This area of the SMC is quite astounding and deserves some extra attention. 10" to 12" telescopes at low to medium power and armed with a UHC filter should be able to fit the entire complex of nebula into a field of view.
This is the NGC number for the entire galaxy of the SMC. To the naked eyen the SMC is quite a sight. It appears as a small detached part of the milky way. There are 3 easily visible stars surrounding the galaxy. Gamma Tucanae lies 1° directly South of the galaxy and shines at a magnitude 4.1. About 1.5° West of the galaxy lies the second star 47 Tucanae. To the naked eye this globular cluster appears as a 4th magnitude star. To the North West approximately 3° away is Pi Tucanae. Several other stars may be visible naked eye from truly dark skies. To see the galaxy as a whole in a telescope, a wide field is required. If you have access to a scope showing at least a 3° true field, you will be able to fit the main body of the SMC in the eyepiece.
The SMC is very reminiscent of NGC 6822 in Sagittarius when viewed through a 16" or larger telescope.
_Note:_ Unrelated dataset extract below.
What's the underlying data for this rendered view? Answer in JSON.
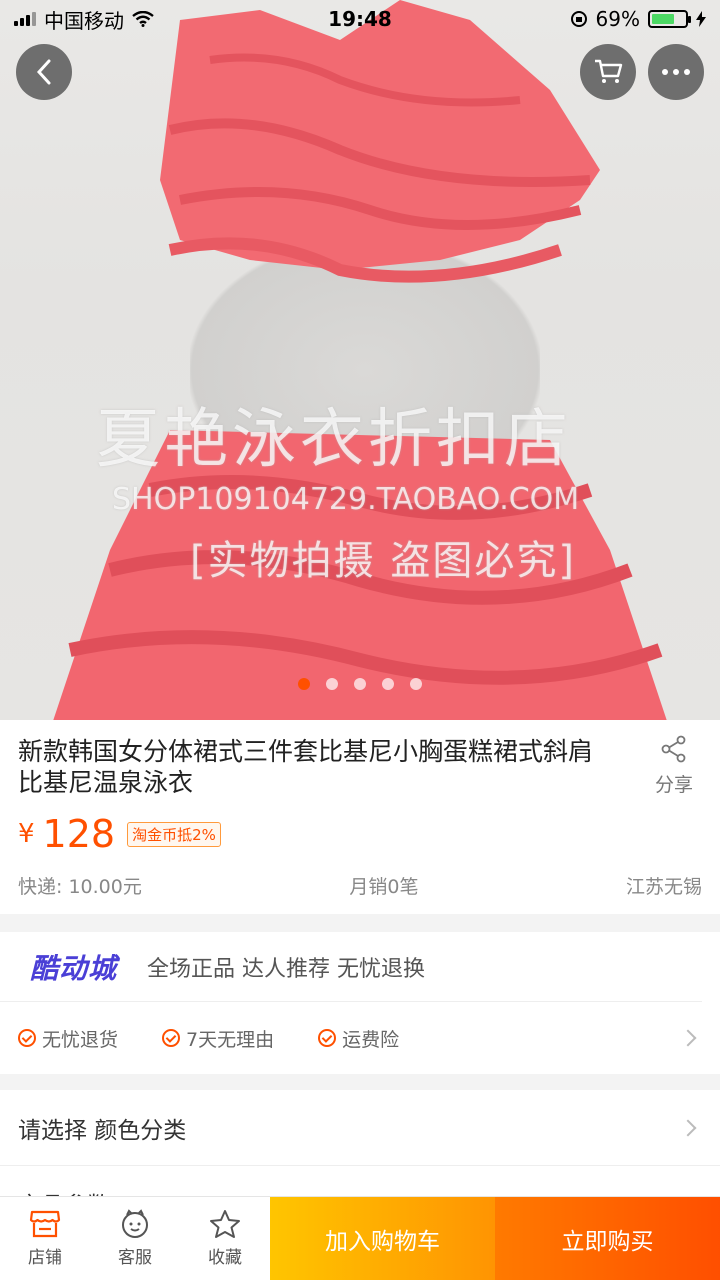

It is an elongated, mottled, and hazy with no central condensation through my 3.5" f/5.8 spotting scope. The South Western end of the galaxy is homogenous with a slightly grainy look toward the centre, possibly due to a number of bright open clusters in that area of the galaxy. Through the spotting scope the North Eastern end of the galaxy shows some brighter patches that correspond to the bright nebulas NGC 346 and NGC 37l. Also dominating this area of the galaxy is the bright globular NGC 362. Like 47 Tucanae, NGC 362 is associated with the Milky Way not the SMC. The South Eastern side of the galaxy also shows some condensed bright patches and this complex corresponds to NGC 456 and NGC 465. The background sky is peppered with 10th to 12th magnitude stars which will be visible to the small 3"- 4" rich-field telescopes.
Whether you view the SMC with the naked eye, binoculars, or a small rich field telescope, the appreciation of seeing fine detail in a galaxy is awe inspiring.